• _PROBLEM_
State how many lines of the entries hold the string "Transform". Reply with the number alone.

• _TASK INPUTS_
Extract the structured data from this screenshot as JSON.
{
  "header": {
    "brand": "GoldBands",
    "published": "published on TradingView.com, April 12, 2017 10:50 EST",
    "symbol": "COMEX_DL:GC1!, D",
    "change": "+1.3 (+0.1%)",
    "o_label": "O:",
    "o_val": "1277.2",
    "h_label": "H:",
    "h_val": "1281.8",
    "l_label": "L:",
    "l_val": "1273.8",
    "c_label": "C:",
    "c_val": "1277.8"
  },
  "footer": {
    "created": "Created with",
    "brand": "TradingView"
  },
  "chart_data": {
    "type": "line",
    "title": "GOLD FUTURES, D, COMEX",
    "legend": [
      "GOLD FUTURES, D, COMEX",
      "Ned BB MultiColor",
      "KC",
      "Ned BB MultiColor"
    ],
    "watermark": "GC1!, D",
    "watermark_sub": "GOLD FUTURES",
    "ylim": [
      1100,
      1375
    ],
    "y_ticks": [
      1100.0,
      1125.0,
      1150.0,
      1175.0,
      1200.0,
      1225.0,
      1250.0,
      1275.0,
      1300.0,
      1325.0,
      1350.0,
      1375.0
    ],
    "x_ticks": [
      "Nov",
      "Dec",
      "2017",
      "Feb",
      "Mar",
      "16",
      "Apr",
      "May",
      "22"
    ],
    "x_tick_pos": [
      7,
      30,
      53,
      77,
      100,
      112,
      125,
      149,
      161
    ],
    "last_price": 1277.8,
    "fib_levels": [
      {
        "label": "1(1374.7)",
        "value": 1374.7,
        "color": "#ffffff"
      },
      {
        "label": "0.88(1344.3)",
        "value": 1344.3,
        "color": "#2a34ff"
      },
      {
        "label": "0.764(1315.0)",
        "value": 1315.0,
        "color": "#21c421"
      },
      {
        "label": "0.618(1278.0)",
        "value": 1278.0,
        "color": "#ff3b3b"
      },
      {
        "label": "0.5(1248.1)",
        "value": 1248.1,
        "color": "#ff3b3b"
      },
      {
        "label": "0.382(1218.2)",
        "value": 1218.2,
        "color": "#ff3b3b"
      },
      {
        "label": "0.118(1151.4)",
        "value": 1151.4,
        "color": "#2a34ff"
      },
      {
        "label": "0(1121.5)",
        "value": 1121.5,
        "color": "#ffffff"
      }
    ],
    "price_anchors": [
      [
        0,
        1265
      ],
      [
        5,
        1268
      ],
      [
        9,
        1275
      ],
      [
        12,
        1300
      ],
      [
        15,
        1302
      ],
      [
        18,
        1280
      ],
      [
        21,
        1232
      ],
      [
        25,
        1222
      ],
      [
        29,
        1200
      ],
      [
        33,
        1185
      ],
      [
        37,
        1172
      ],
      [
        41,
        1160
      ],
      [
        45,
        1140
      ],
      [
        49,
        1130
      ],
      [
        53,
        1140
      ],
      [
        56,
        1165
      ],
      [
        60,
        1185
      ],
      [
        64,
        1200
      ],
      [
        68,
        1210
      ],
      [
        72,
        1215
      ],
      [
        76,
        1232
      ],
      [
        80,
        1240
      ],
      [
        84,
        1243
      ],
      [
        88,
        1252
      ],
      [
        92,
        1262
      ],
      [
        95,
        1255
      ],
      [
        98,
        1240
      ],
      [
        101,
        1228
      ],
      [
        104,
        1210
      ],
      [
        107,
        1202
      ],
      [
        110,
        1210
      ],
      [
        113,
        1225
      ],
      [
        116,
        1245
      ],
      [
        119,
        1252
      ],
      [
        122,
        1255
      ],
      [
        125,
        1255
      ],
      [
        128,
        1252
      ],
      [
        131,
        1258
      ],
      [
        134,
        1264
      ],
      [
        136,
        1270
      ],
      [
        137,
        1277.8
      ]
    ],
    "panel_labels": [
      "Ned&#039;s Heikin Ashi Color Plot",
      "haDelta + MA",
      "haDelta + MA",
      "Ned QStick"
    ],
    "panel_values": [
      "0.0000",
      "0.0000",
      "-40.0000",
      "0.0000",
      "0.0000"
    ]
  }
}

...

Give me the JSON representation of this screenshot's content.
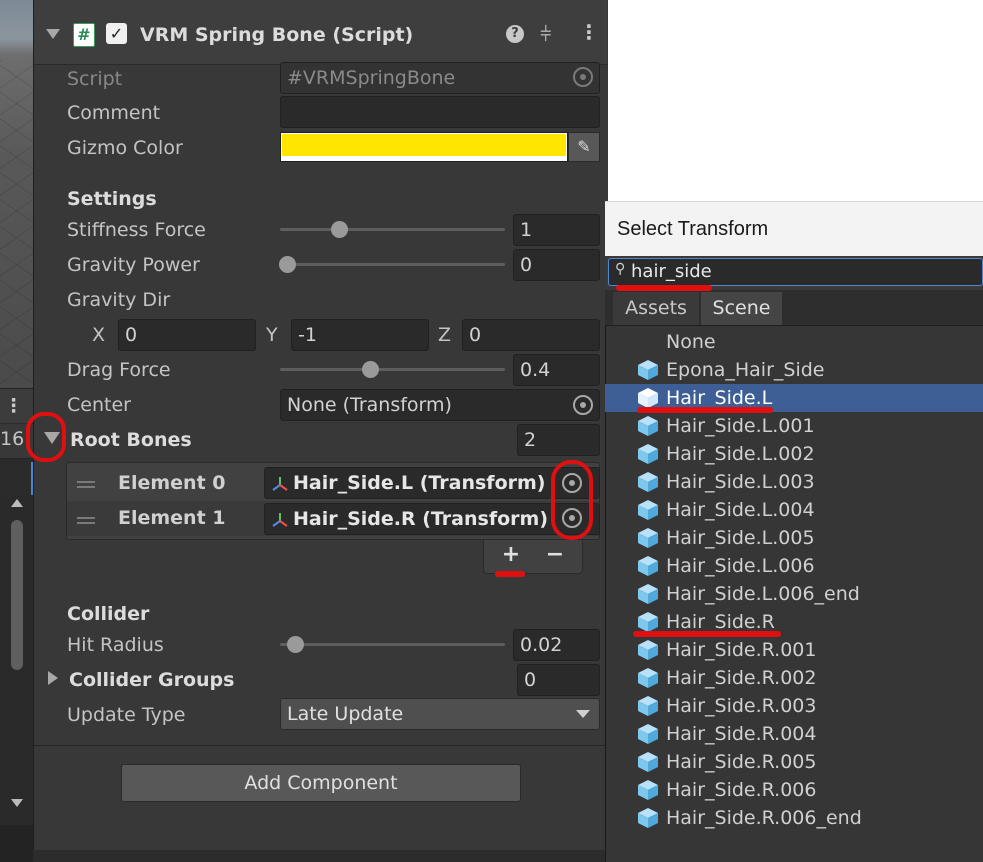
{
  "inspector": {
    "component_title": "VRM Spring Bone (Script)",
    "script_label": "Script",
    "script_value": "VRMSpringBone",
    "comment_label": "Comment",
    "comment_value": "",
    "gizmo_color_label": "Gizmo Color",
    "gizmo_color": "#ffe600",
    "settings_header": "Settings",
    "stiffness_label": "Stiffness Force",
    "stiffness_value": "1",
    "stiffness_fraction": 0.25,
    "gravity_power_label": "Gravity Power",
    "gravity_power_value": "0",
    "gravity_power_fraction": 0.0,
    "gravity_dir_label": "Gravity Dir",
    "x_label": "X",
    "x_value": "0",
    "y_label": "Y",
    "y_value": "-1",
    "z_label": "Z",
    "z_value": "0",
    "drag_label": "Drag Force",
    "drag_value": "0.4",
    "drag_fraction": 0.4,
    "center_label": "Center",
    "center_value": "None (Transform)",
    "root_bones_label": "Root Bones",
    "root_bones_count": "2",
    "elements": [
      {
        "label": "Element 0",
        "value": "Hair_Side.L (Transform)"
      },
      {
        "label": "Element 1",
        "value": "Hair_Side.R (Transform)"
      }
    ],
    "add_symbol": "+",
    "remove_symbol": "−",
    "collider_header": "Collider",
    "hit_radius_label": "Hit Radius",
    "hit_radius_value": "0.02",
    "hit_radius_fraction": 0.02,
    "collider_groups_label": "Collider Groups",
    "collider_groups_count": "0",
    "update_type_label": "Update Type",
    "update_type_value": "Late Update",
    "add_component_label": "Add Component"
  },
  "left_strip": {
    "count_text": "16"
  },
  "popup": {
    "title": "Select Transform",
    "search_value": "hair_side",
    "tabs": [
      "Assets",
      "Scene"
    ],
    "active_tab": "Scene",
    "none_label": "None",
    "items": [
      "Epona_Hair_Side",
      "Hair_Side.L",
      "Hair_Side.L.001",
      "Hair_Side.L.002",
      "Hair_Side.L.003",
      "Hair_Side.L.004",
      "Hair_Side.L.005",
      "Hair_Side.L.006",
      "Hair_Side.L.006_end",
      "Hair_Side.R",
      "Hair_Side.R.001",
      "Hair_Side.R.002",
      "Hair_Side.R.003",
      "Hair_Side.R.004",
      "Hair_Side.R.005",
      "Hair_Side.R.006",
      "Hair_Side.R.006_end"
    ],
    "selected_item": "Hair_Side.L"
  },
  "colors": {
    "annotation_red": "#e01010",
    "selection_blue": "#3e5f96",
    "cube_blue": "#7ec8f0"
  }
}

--

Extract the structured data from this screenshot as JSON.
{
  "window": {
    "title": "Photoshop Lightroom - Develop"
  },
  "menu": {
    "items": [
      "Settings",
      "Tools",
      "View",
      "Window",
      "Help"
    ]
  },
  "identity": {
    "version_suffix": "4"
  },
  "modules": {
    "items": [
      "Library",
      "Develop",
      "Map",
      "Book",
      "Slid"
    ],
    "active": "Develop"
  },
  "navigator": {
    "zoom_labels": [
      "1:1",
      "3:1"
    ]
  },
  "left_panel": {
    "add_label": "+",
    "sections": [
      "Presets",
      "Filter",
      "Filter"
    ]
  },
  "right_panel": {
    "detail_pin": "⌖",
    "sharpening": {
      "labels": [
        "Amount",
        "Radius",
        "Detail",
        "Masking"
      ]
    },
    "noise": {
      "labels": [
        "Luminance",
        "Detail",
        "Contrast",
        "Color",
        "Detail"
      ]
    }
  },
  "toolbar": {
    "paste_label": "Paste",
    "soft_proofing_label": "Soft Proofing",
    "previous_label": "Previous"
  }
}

• _THE COMPLETED TASK_
4